Returns… both federal and state… must be filed before midnight Monday, April 18th. If you e-file… you could theoretically go up to the deadline, but if you’re mailing… you’ll need to make sure to get it to the Post Office in time to get that date’s post mark… that usually means mid afternoon in the Florence area.
Clean out those old files, but don’t just throw them away
With tax day coming next Monday, that usually means people are cleaning out their files and purging old documents.
What do you do with that tax return from 2007?
One thing you should not do with it is simply throw it away. That increases the danger of someone gaining access to private information like your social security number or other sensitive data.
Oregon Pacific Bank will be hosting their ninth annual ‘shred day’ this Saturday between 11 and two. A large mobile shredding unit will be set up in the parking lot to accept personal papers. Ellen Huntingdon with OPB says the shredded papers will be recycled allowing for a “safe and responsible way” to dispose of confidential materials.
Businesses may also bring confidential materials… but they’re asked to wait until the final hour.
Huntingdon said there is a limited amount of space in the truck however… and once it’s full no additional papers will be accepted.
Fire damages home, resident “lucky” says firefighter

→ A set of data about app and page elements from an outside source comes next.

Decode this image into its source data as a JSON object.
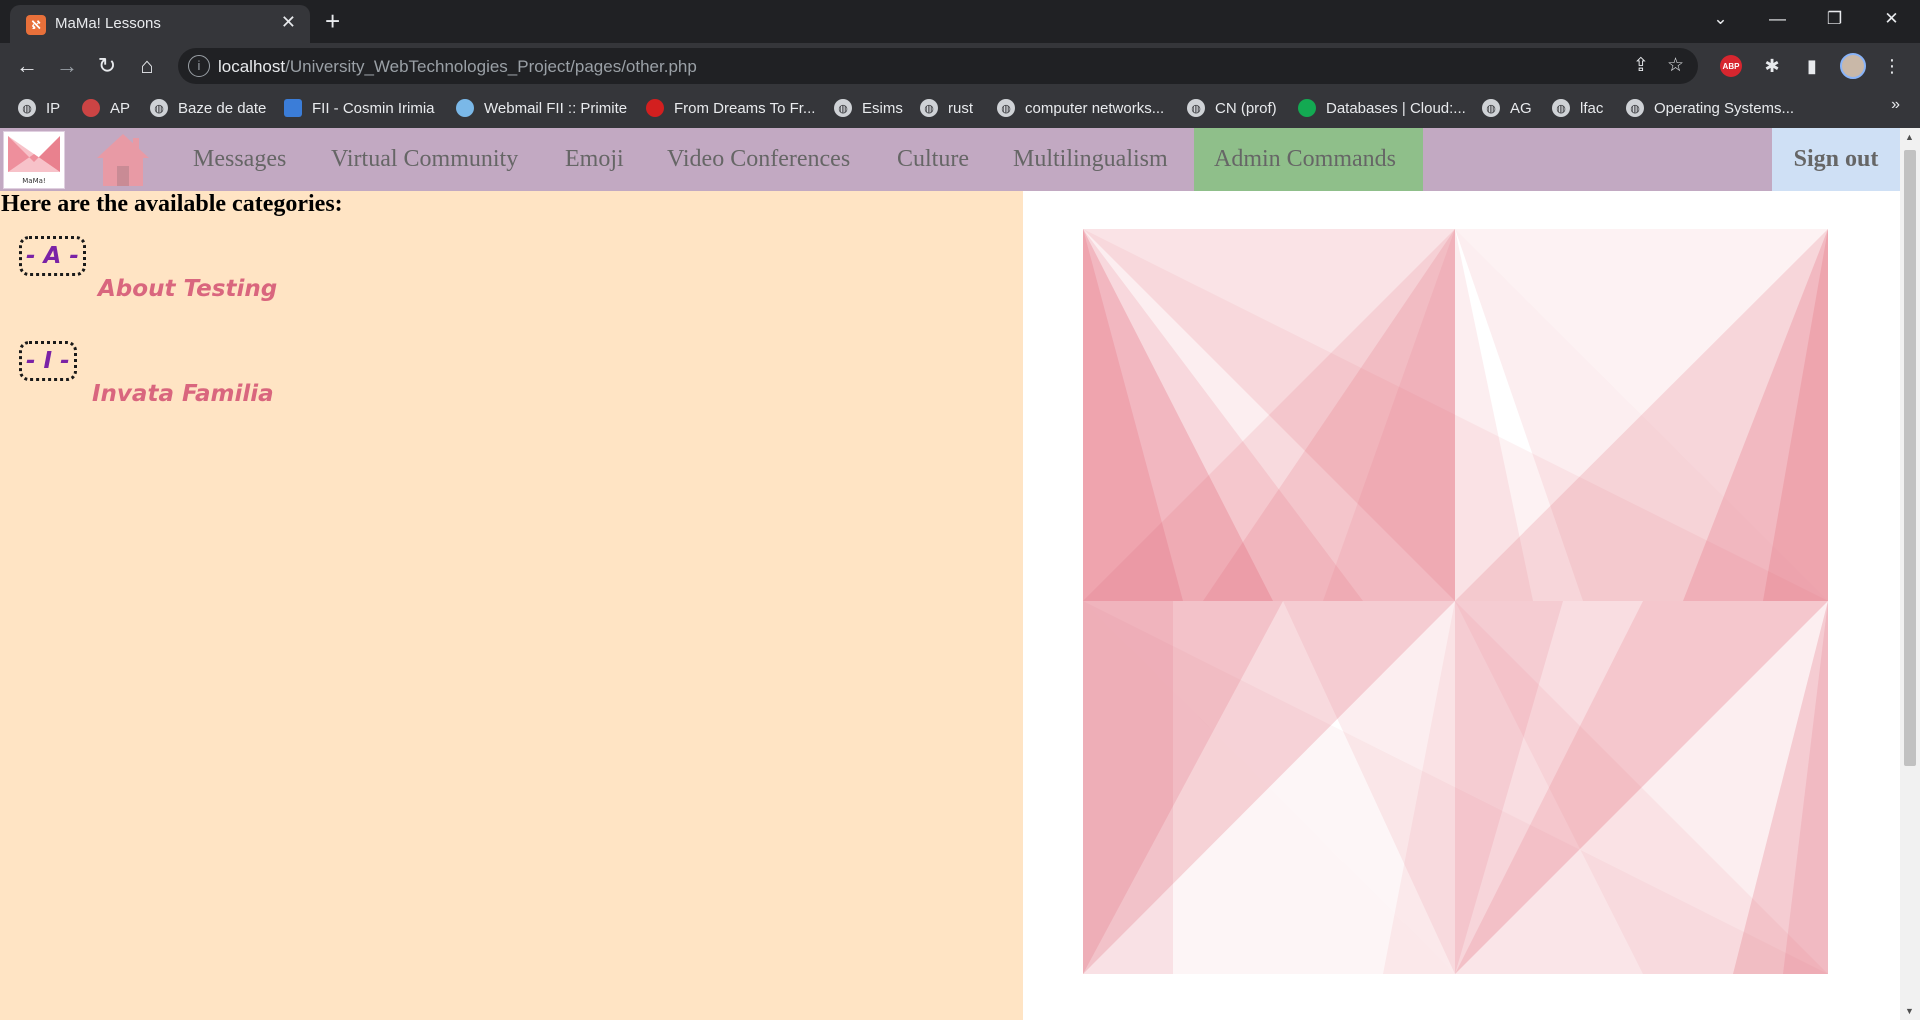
{
  "browser": {
    "tab_title": "MaMa! Lessons",
    "url_host": "localhost",
    "url_path": "/University_WebTechnologies_Project/pages/other.php",
    "bookmarks": [
      "IP",
      "AP",
      "Baze de date",
      "FII - Cosmin Irimia",
      "Webmail FII :: Primite",
      "From Dreams To Fr...",
      "Esims",
      "rust",
      "computer networks...",
      "CN (prof)",
      "Databases | Cloud:...",
      "AG",
      "lfac",
      "Operating Systems..."
    ]
  },
  "nav": {
    "logo_text": "MaMa!",
    "items": [
      "Messages",
      "Virtual Community",
      "Emoji",
      "Video Conferences",
      "Culture",
      "Multilingualism",
      "Admin Commands"
    ],
    "sign_out": "Sign out"
  },
  "content": {
    "heading": "Here are the available categories:",
    "categories": [
      {
        "letter": "- A -",
        "lessons": [
          "About Testing"
        ]
      },
      {
        "letter": "- I -",
        "lessons": [
          "Invata Familia"
        ]
      }
    ]
  },
  "colors": {
    "navbar": "#c2a9c2",
    "admin_highlight": "#8fbf8a",
    "signout": "#cfe0f5",
    "left_panel": "#ffe4c4",
    "letter_text": "#7a22a6",
    "lesson_text": "#d9667e",
    "art_pink": "#e0566a"
  }
}
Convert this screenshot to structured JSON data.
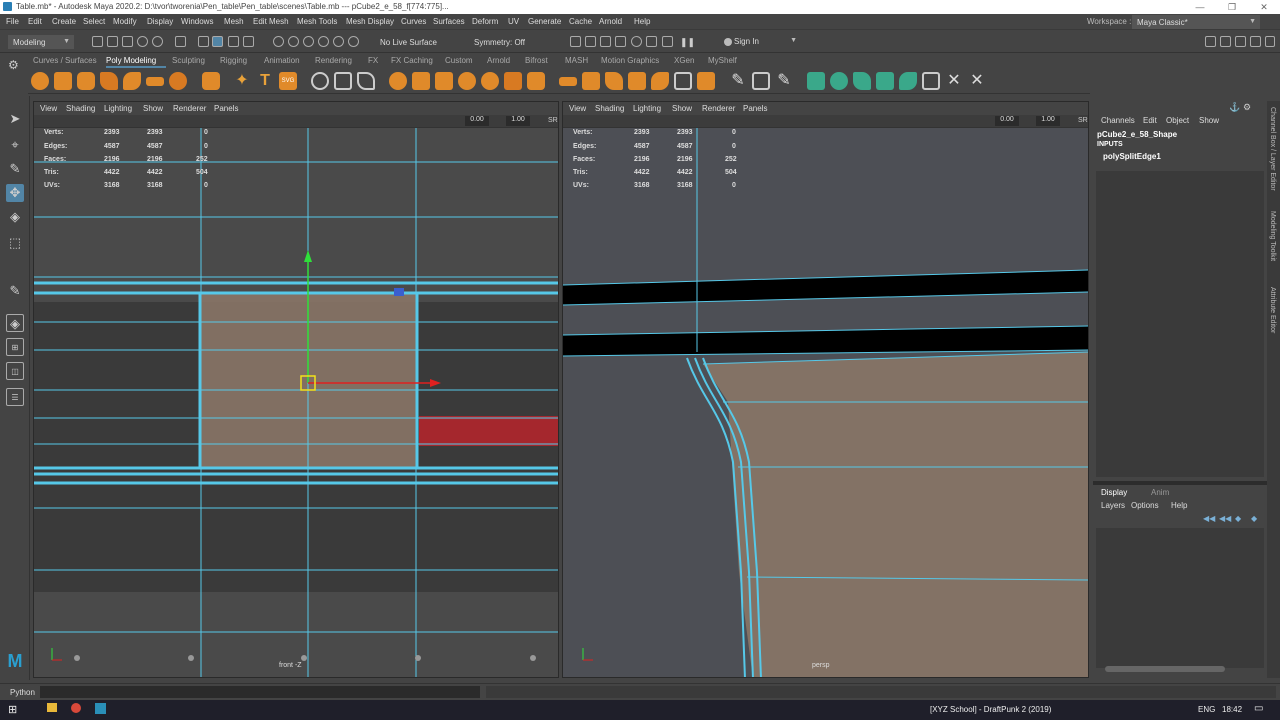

Fire heavily damaged the interior of a home yesterday in Florence. Siuslaw Valley Fire Operations Chief Marvin Tipler said the occupant of the home at 2085 19th Street called the business line at the fire station to report that she had been away from home for a couple of hours and came home to find a small electrical fire smoldering in the bedroom. Tipler said it was more than just an electrical fire. It had already consumed many of the contents of the room, blackening one bedroom and filling the rest of the house with smoke.
Marvin Tipler – “She was very fortunate, yeah. It was a fire that was starved for oxygen and obviously it had sat there long enough that it had cooled down long enough that it didn’t backdraft on her, or flash over on her when she opened the door.”
Patricia Annin, along with a neighbor, were able to extinguish what fire remained by the time firefighters arrived.
Marvin Tipler – “We asked her why she didn’t call 911 and she just said she didn’t think about it at the time. She just wanted to get her house, you the fire, extinguished. And, the same with the young man that actually extinguished it. He said I didn’t think about calling 911, I just thought about putting the fire out.”
Tipler said the home and contents sustained an estimated $20-thousand in damage and it uninhabitable. Annin, along with two children aged 11 and 13 are being assisted by the Red Cross.
Dancing with sea lions moving to next phase
The 7-foot long sea lions that were on display last week at the Florence Events Center are headed out to the community this week. By Friday, all 20 of them will be in position where they’ll remain until October.
One of those is called “Gifts of the Sea”. It was designed and created by Kim Pickell, the art teacher at Siuslaw High School. She had already sketched out the initial design before getting what she called the “mammoth white sculpture”. Pickell told students on KCST’s Viking Hour this week that it took her some thought to actually begin the work.
Kim Pickell – “There was probably a week, a week and a half that I just let it sit and looked at it every day; because I was kind of nervous about getting going. But, by the time I was done, oh gosh, I don’t know how many hours I put into it. Really a lot.”
If you want to view “Gifts of the Sea” you’ll have to travel to Newport. It is underwritten by Umpqua Bank and it will be on display at the Newport Performing Arts Center.